LABOUR has disputed SNP claims that Scots would be £900 better off under independence, instead claiming they would be £2500 worse off.
Johann Lamont, Labour leader, accused First Minister, Alex Salmond, of being selective in the dates used for comparison with the UK in the recently published independence White Paper.
The Scottish Government analysis in the document shows that, between 1977 and 2007, Scots would have been £900 better off under independence rather than as part of the UK.
However, using separate figures, both parties were able to say the numbers backed up their arguments.
Ms Lamont said, using the most recent figures available from the Scottish Parliament financial scrutiny office for a 30 year period from 1982 to 2012, each Scot would have been £2500 worse off.
She said "What did make the First Minister handpick the 30-year period from 1977 to 2007 rather than the most up-to-date figures?"
She said later: "To try to make their figures work, the SNP have tried to airbrush the banking crisis out of their figures.
"Any other period you choose, whether it's the last 10, 20 or 30 years, by the SNP's own measure Scotland has been clearly better off by being within the UK."
Mr Salmond however said that the most recent government expenditure and revenue figures show the country as a whole would be better off alone rather than as part of the UK.

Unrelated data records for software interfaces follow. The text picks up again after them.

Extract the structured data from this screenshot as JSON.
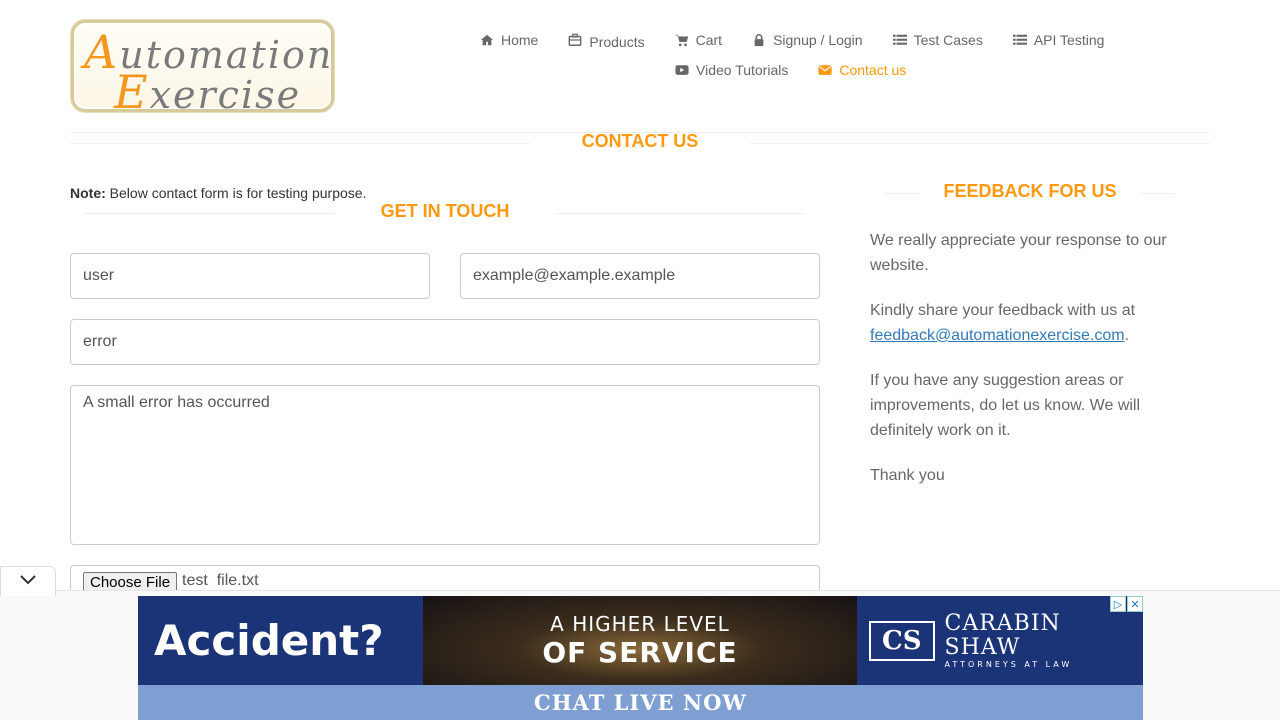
{
  "brand": {
    "logo_line1_cap": "A",
    "logo_line1_rest": "utomation",
    "logo_line2_cap": "E",
    "logo_line2_rest": "xercise"
  },
  "nav": {
    "row1": [
      {
        "label": "Home",
        "icon": "home-icon",
        "name": "nav-home"
      },
      {
        "label": "Products",
        "icon": "products-icon",
        "name": "nav-products"
      },
      {
        "label": "Cart",
        "icon": "cart-icon",
        "name": "nav-cart"
      },
      {
        "label": "Signup / Login",
        "icon": "lock-icon",
        "name": "nav-signup-login"
      },
      {
        "label": "Test Cases",
        "icon": "list-icon",
        "name": "nav-test-cases"
      },
      {
        "label": "API Testing",
        "icon": "list-icon",
        "name": "nav-api-testing"
      }
    ],
    "row2": [
      {
        "label": "Video Tutorials",
        "icon": "youtube-icon",
        "name": "nav-video-tutorials"
      },
      {
        "label": "Contact us",
        "icon": "envelope-icon",
        "name": "nav-contact-us",
        "active": true
      }
    ]
  },
  "page": {
    "title": "Contact Us",
    "note_label": "Note:",
    "note_text": " Below contact form is for testing purpose."
  },
  "form": {
    "title": "Get In Touch",
    "name_value": "user",
    "email_value": "example@example.example",
    "subject_value": "error",
    "message_value": "A small error has occurred",
    "file_button": "Choose File",
    "file_name": "test  file.txt"
  },
  "feedback": {
    "title": "Feedback For Us",
    "p1": "We really appreciate your response to our website.",
    "p2_prefix": "Kindly share your feedback with us at ",
    "p2_link": "feedback@automationexercise.com",
    "p2_suffix": ".",
    "p3": "If you have any suggestion areas or improvements, do let us know. We will definitely work on it.",
    "p4": "Thank you"
  },
  "ad": {
    "left_text": "Accident?",
    "mid_line1": "A HIGHER LEVEL",
    "mid_line2": "OF SERVICE",
    "logo_initials": "CS",
    "firm_name": "CARABIN SHAW",
    "firm_sub": "ATTORNEYS AT LAW",
    "cta": "CHAT LIVE NOW"
  },
  "colors": {
    "accent": "#fe980f",
    "link": "#337ab7",
    "ad_blue": "#1b3478",
    "ad_cta": "#7f9fd3"
  }
}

He said: "Over the last five years, Scotland would be £12 billion relatively better off if we had managed our own resources.

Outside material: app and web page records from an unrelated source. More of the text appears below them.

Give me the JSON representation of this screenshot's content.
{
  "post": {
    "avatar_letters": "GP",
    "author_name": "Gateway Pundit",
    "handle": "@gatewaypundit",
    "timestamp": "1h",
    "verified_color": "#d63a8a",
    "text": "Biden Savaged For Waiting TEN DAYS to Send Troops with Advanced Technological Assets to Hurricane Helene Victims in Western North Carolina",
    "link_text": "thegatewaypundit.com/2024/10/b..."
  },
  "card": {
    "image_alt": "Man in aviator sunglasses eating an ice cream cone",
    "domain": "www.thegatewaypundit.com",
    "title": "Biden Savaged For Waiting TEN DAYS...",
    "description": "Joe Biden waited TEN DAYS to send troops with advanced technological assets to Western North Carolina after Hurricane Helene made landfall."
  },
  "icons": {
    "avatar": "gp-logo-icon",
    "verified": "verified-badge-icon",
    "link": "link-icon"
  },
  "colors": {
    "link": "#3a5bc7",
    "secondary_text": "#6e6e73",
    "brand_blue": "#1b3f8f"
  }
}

"That is a great deal of money, that could have been used to invest in the Scottish economy, to promote Scottish jobs, it could have been used to borrow less, which would have been a good thing as well."